Sting Battles Chess King Kasparov In Times Square
Thank goodness Sting's ego isn't too fragile when it comes to his chess game.
The singer and four of his bandmates took time out from their North American tour to play World Chess Champion Garry Kasparov for a game at the ABC-TV studios in New York's Times Square on Thursday afternoon.
A very cool Kasparov, likely not quaking in his boots, played Sting, guitarist Dominic Miller, keyboardist Jason Rebello, trumpet player Chris Botti, and vocalist Russ Irwin simultaneously and defeated them all within 50 minutes. Sting, a proclaimed chess aficionado and an old friend of Kasparov, lasted the longest, finally losing to the master in 45 moves. The fastest to fall was Miller, whom Kasparov squashed in a mere nine moves.

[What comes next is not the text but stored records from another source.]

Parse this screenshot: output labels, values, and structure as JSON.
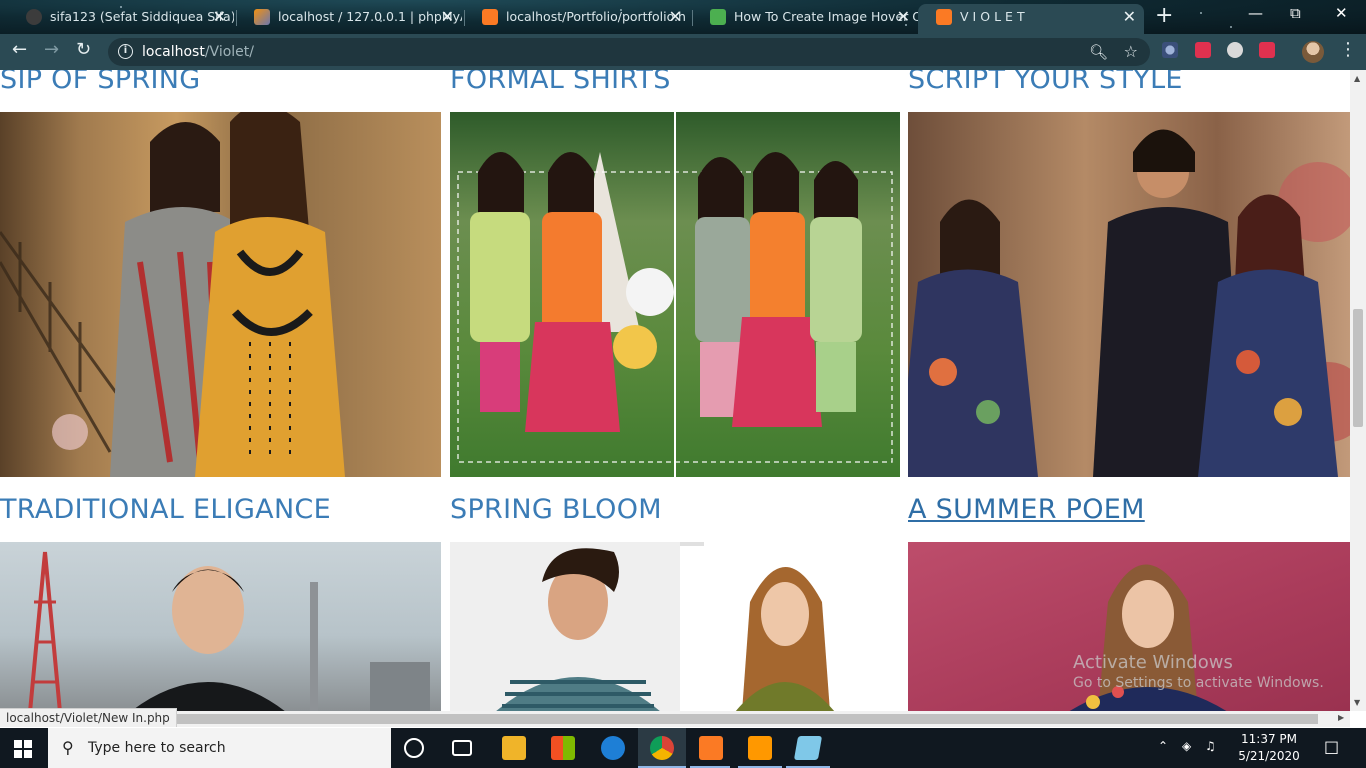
{
  "browser": {
    "tabs": [
      {
        "label": "sifa123 (Sefat Siddiquea Sifa)",
        "favicon_color": "#3c3c3c",
        "active": false
      },
      {
        "label": "localhost / 127.0.0.1 | phpMyA",
        "favicon_color": "#f29111",
        "active": false
      },
      {
        "label": "localhost/Portfolio/portfolio.h",
        "favicon_color": "#fb7a24",
        "active": false
      },
      {
        "label": "How To Create Image Hover O",
        "favicon_color": "#4caf50",
        "active": false
      },
      {
        "label": "VIOLET",
        "favicon_color": "#fb7a24",
        "active": true
      }
    ],
    "tab_close_glyph": "✕",
    "new_tab_glyph": "+",
    "url_host": "localhost",
    "url_path": "/Violet/",
    "status_url": "localhost/Violet/New In.php"
  },
  "page": {
    "cards": [
      {
        "title": "SIP OF SPRING"
      },
      {
        "title": "FORMAL SHIRTS"
      },
      {
        "title": "SCRIPT YOUR STYLE"
      },
      {
        "title": "TRADITIONAL ELIGANCE"
      },
      {
        "title": "SPRING BLOOM"
      },
      {
        "title": "A SUMMER POEM"
      }
    ]
  },
  "watermark": {
    "line1": "Activate Windows",
    "line2": "Go to Settings to activate Windows."
  },
  "taskbar": {
    "search_placeholder": "Type here to search",
    "time": "11:37 PM",
    "date": "5/21/2020"
  },
  "colors": {
    "chrome_bg": "#2b4a54",
    "title_link": "#3b7cb6",
    "taskbar_bg": "#101820"
  }
}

The event, which marked the end of the World School Chess Championships, raised funds for Sting's Rainforest Foundation via a corporate sponsor. The match was also televised on the Times Square Jumbotron video screen, leading to some very baffled
skyward stares from the glassy-eyed tourists and screaming "Total Request Live" fans milling about 44th Street.
At the conclusion of the match, Sting helped hand out trophies to the finalists of Kasparov's own pet project, the World School Chess Championships, an international Internet tournament on kasparovchess.com that began March 1 and included more than 600 schools worldwide. The finals, which encompassed six different schools from England, Israel, Norway, Australia, New York, and Indiana, culminated on Thursday. Israel's Elkana Elementary School won its division, New York's Hunter College School won the junior high division, and Norway's Norges Toppidrettsgymnas won the high school division.
Prior to the match, Sting spoke of how he transferred his passion for the game to his own motley crew of kids.
[article id="1449363"]"I have six children, and I've always encouraged all of them to play chess,"[/article] Sting said. [article id="1449363"]"I
think it helps to sort the brain out. You do this first and then you'll do that and you'll do that. It's a very good discipline to learn for a young mind -- hasn't helped me much,"[/article] he joked, [article id="1449363"]"but my children... I think it's good." [RealVideo][/article]
Kasparov chuckled at Sting's self-deprecating comment, and when he was asked what he thought of the performer's game, he (quite diplomatically) called Sting "a dedicated player," sending them both into laughter.
Sting and his band continue their three-month U.S. tour on Saturday in Wantagh, New York and in Saratoga Springs, New York on Sunday.